My responsibilities as President of the Union

By Justin Etzine January 23, 2019

The hustle and bustle of the semester seems to have already kicked into full swing, and feet of snow seem to not be slowing it down! With all the excitement of getting back into a routine, I thought I’d share some of the key elements of serving as president of the union. Alongside the grand marshal, the PU serves as one of the five officers of the union and handles a number of aspects pertaining to the Rensselaer Union. There is the financial portion, the club affairs portion, and the facilities portion, which all tie into the role of chairing Executive Board meetings.

The PU serves as the chairperson for the Rensselaer Union Executive Board, which entails leading each weekly meeting, coordinating the agenda by scheduling presentations and business, and ensuring that all aspects run as smoothly and openly as possible. Many of our club presidents run their own meetings, and I believe this task holds similarity to those roles, except for maybe a little more parliamentary procedure than most would want at their average meeting. Additionally, I meet weekly with the Union staff members—especially our Business Administrator Martha McElligott—prior to each Executive Board meeting to review any proposals for policy and procedure compliance and discuss any upcoming business items. Grand Marshall Stef Warner and I also meet with Director of the Union Charlie Potts weekly to discuss happenings in our respective bodies of Student Government and to explore possible project ideas for the betterment of our Union.

The financial aspect involves two regular tasks: working with Executive Board Representatives to ensure club items conform to our policies while still providing the maximum benefit possible to each group and hearing requests for reallocations or additional funding that fall below $500. The PU can approve the latter as long as the requested programs have previously been approved by the Executive Board, which helps prevent the overcrowding of small proposals during Executive Board meetings. Of course, clubs can appeal the PU’s decision to the Executive Board.

The club affairs aspect ties into the financial potion, but it also involves meeting with clubs, alongside their Executive Board Representatives, their Student Activities Resource Person, and occasionally the Club Operations Committee. This involves discussing club priorities, interests, and future plans with them, and some clubs also call upon the PU to assist in mediating conflicts and finding middle grounds when issues arise.

The facilities aspect looks to the future, as alluded to earlier, and developing ideas and plans for the Union to improve in the years to come. This can certainly feel odd at times, as I will have graduated long before these ideas would come to the Executive Board and achieve implementation if supported. Even so, I still try to put the best interests of my peers—both present and future—first by thinking, “If I were still here, would I find this beneficial?”

All of these aspects are underpinned by the interpersonal, which is possibly the most important part of the role. Though finding compromise may be difficult, it is important for the PU to set aside his personal opinions and pursue the option that aligns best with student interests and student opinions.
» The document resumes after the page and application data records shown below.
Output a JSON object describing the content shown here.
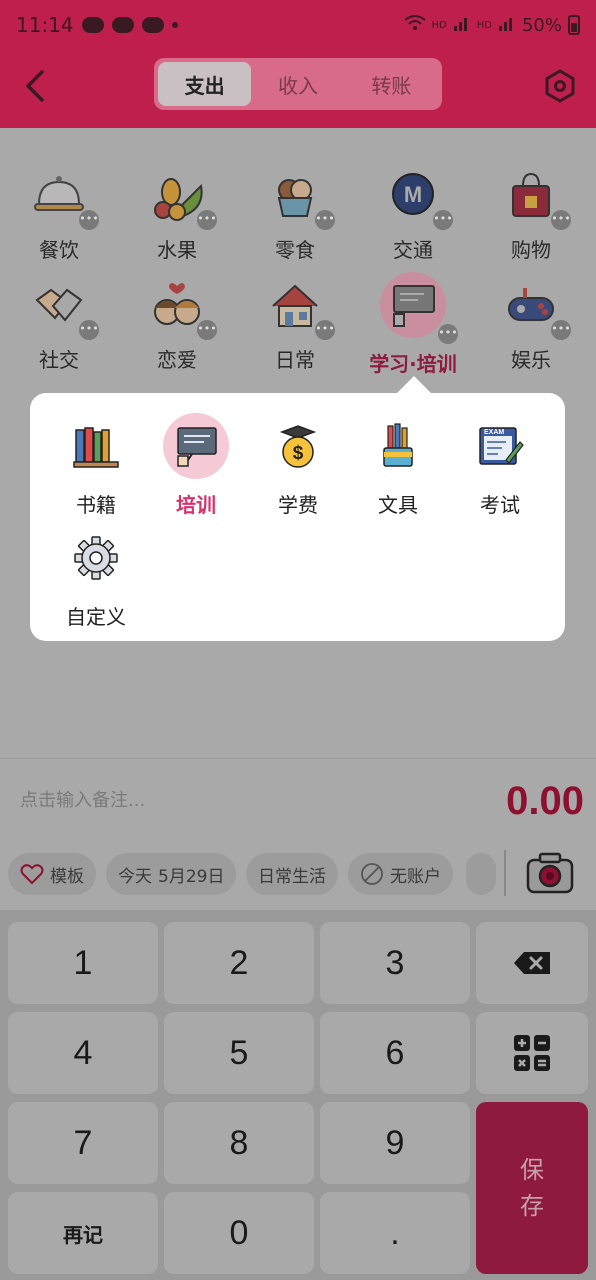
{
  "status": {
    "time": "11:14",
    "battery": "50%",
    "net1": "HD",
    "net2": "HD"
  },
  "header": {
    "tabs": [
      {
        "label": "支出",
        "active": true
      },
      {
        "label": "收入",
        "active": false
      },
      {
        "label": "转账",
        "active": false
      }
    ]
  },
  "categories": [
    {
      "label": "餐饮",
      "icon": "cloche-icon"
    },
    {
      "label": "水果",
      "icon": "fruit-icon"
    },
    {
      "label": "零食",
      "icon": "ice-cream-icon"
    },
    {
      "label": "交通",
      "icon": "metro-icon"
    },
    {
      "label": "购物",
      "icon": "shopping-bag-icon"
    },
    {
      "label": "社交",
      "icon": "handshake-icon"
    },
    {
      "label": "恋爱",
      "icon": "couple-icon"
    },
    {
      "label": "日常",
      "icon": "house-icon"
    },
    {
      "label": "学习·培训",
      "icon": "training-board-icon",
      "selected": true
    },
    {
      "label": "娱乐",
      "icon": "gamepad-icon"
    }
  ],
  "popup": {
    "items": [
      {
        "label": "书籍",
        "icon": "books-icon"
      },
      {
        "label": "培训",
        "icon": "training-board-icon",
        "selected": true
      },
      {
        "label": "学费",
        "icon": "tuition-coin-icon"
      },
      {
        "label": "文具",
        "icon": "stationery-icon"
      },
      {
        "label": "考试",
        "icon": "exam-icon"
      },
      {
        "label": "自定义",
        "icon": "gear-icon"
      }
    ]
  },
  "note": {
    "placeholder": "点击输入备注...",
    "amount": "0.00"
  },
  "chips": {
    "template": "模板",
    "date_prefix": "今天",
    "date": "5月29日",
    "book": "日常生活",
    "account": "无账户"
  },
  "keypad": {
    "keys": [
      "1",
      "2",
      "3",
      "4",
      "5",
      "6",
      "7",
      "8",
      "9",
      "再记",
      "0",
      "."
    ],
    "save_line1": "保",
    "save_line2": "存"
  },
  "colors": {
    "brand": "#d6336c",
    "brand_dim": "#bf1f4d",
    "amount": "#8e1030"
  }
}
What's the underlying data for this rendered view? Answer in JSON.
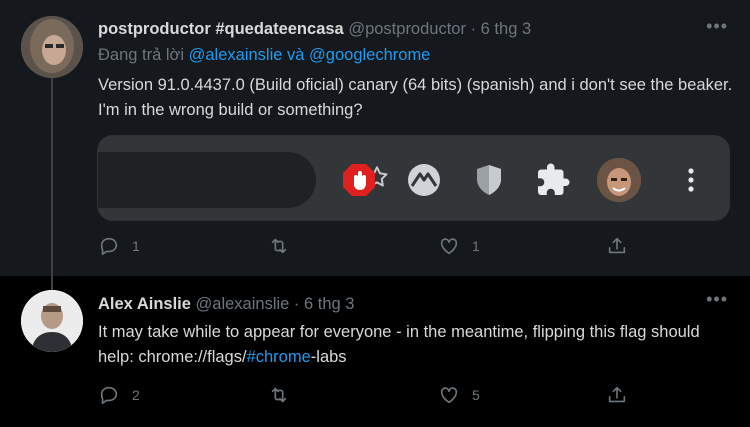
{
  "tweet1": {
    "name": "postproductor #quedateencasa",
    "handle": "@postproductor",
    "sep": "·",
    "date": "6 thg 3",
    "replying_prefix": "Đang trả lời",
    "reply_to_1": "@alexainslie",
    "reply_and": "và",
    "reply_to_2": "@googlechrome",
    "text": "Version 91.0.4437.0 (Build oficial) canary (64 bits) (spanish) and i don't see the beaker. I'm in the wrong build or something?",
    "replies": "1",
    "retweets": "",
    "likes": "1",
    "media_icons": [
      "star-icon",
      "stop-hand-extension-icon",
      "vpn-extension-icon",
      "shield-extension-icon",
      "puzzle-icon",
      "profile-face-icon",
      "kebab-menu-icon"
    ]
  },
  "tweet2": {
    "name": "Alex Ainslie",
    "handle": "@alexainslie",
    "sep": "·",
    "date": "6 thg 3",
    "text_before": "It may take while to appear for everyone - in the meantime, flipping this flag should help: chrome://flags/",
    "hashtag": "#chrome",
    "text_after": "-labs",
    "replies": "2",
    "retweets": "",
    "likes": "5"
  },
  "more_label": "•••",
  "colors": {
    "accent": "#1d9bf0",
    "muted": "#6e767d",
    "text": "#d9d9d9",
    "bg": "#000000",
    "highlight_bg": "#15181c"
  }
}
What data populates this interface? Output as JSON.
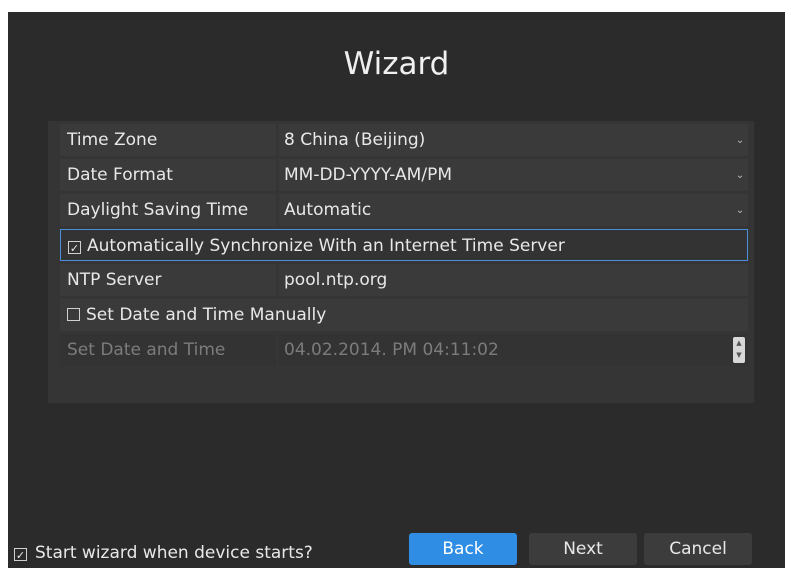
{
  "wizard": {
    "title": "Wizard"
  },
  "settings": {
    "time_zone": {
      "label": "Time Zone",
      "value": "8 China (Beijing)",
      "caret": "⌄"
    },
    "date_format": {
      "label": "Date Format",
      "value": "MM-DD-YYYY-AM/PM",
      "caret": "⌄"
    },
    "dst": {
      "label": "Daylight Saving Time",
      "value": "Automatic",
      "caret": "⌄"
    },
    "auto_sync": {
      "checked": true,
      "check_mark": "✓",
      "label": "Automatically Synchronize With an Internet Time Server"
    },
    "ntp": {
      "label": "NTP Server",
      "value": "pool.ntp.org"
    },
    "manual": {
      "checked": false,
      "check_mark": "",
      "label": "Set Date and Time Manually"
    },
    "set_datetime": {
      "label": "Set Date and Time",
      "value": "04.02.2014. PM 04:11:02",
      "spin_up": "▲",
      "spin_down": "▼"
    }
  },
  "footer": {
    "start_wizard": {
      "checked": true,
      "check_mark": "✓",
      "label": "Start wizard when device starts?"
    },
    "back_label": "Back",
    "next_label": "Next",
    "cancel_label": "Cancel"
  },
  "colors": {
    "accent": "#2f8de4",
    "background": "#2b2b2b",
    "row": "#3a3a3a",
    "selection_border": "#4a90d9"
  }
}
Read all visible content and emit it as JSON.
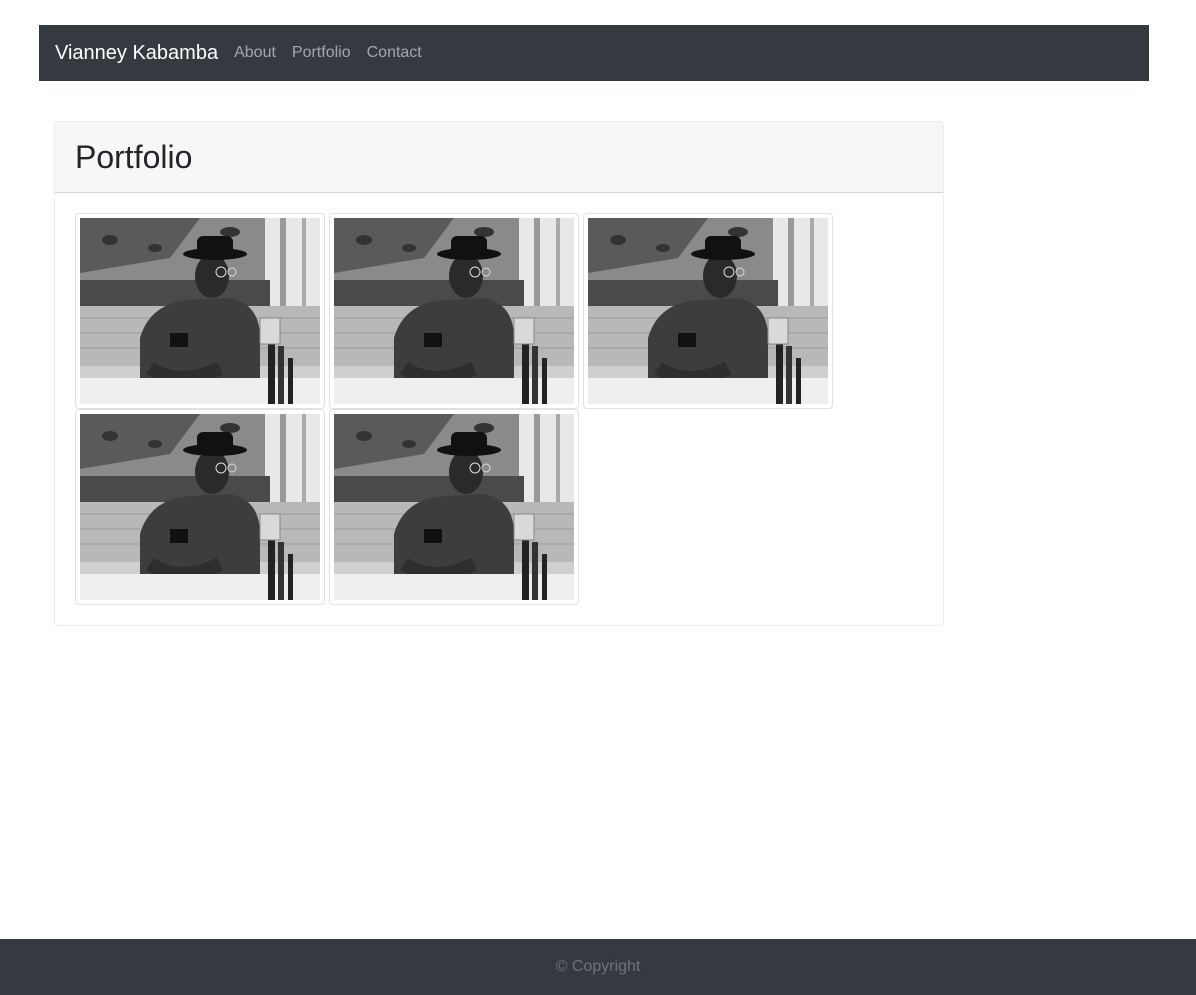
{
  "navbar": {
    "brand": "Vianney Kabamba",
    "links": [
      "About",
      "Portfolio",
      "Contact"
    ]
  },
  "portfolio": {
    "title": "Portfolio",
    "images": [
      {
        "alt": "portfolio photo"
      },
      {
        "alt": "portfolio photo"
      },
      {
        "alt": "portfolio photo"
      },
      {
        "alt": "portfolio photo"
      },
      {
        "alt": "portfolio photo"
      }
    ]
  },
  "footer": {
    "text": "© Copyright"
  },
  "colors": {
    "navbar_bg": "#343a40",
    "footer_bg": "#343a40",
    "card_header_bg": "#f7f7f7"
  }
}
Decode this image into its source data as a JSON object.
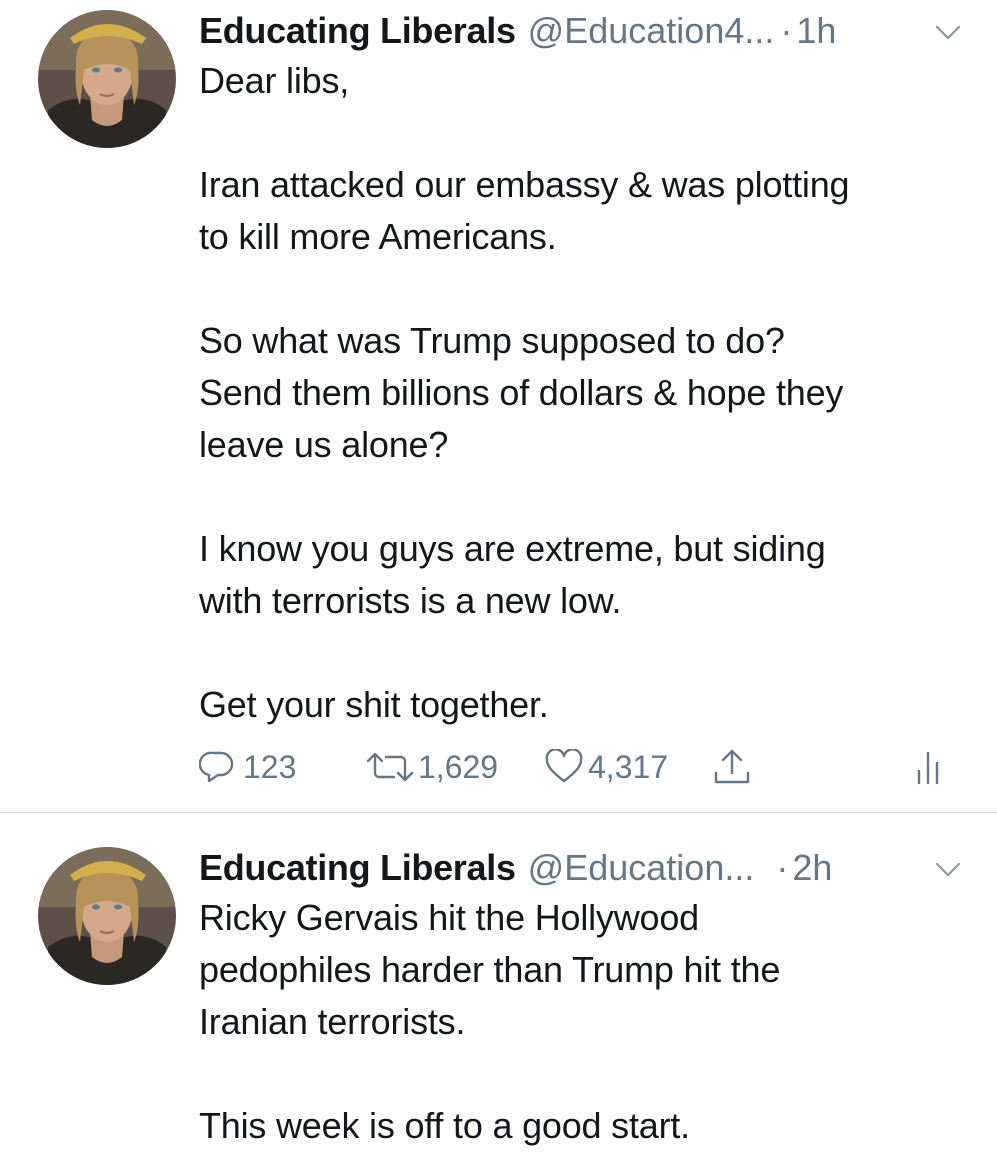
{
  "tweets": [
    {
      "author": {
        "name": "Educating Liberals",
        "handle": "@Education4...",
        "avatar_icon": "profile-photo"
      },
      "separator": "·",
      "time": "1h",
      "paragraphs": [
        [
          "Dear libs,"
        ],
        [
          "Iran attacked our embassy & was plotting",
          "to kill more Americans."
        ],
        [
          "So what was Trump supposed to do?",
          "Send them billions of dollars & hope they",
          "leave us alone?"
        ],
        [
          "I know you guys are extreme, but siding",
          "with terrorists is a new low."
        ],
        [
          "Get your shit together."
        ]
      ],
      "actions": {
        "replies": "123",
        "retweets": "1,629",
        "likes": "4,317"
      }
    },
    {
      "author": {
        "name": "Educating Liberals",
        "handle": "@Education...",
        "avatar_icon": "profile-photo"
      },
      "separator": "·",
      "time": "2h",
      "paragraphs": [
        [
          "Ricky Gervais hit the Hollywood",
          "pedophiles harder than Trump hit the",
          "Iranian terrorists."
        ],
        [
          "This week is off to a good start."
        ]
      ]
    }
  ],
  "icons": {
    "reply": "reply-icon",
    "retweet": "retweet-icon",
    "like": "heart-icon",
    "share": "share-icon",
    "analytics": "analytics-icon",
    "menu": "chevron-down-icon"
  },
  "colors": {
    "text": "#14171a",
    "secondary": "#657786",
    "divider": "#cfd5da",
    "background": "#ffffff"
  }
}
As I alluded to throughout the article, meetings are frequent but vital, as the face-to-face interactions provide the best audience for getting to business.

This may seem like a lot, but it often feels quick and easy because of how enjoyable the work can be. There have certainly been weeks where I have wondered where the days had gone (and realized I am already due for another Derby article). But, given it all, I wouldn’t trade it for the world.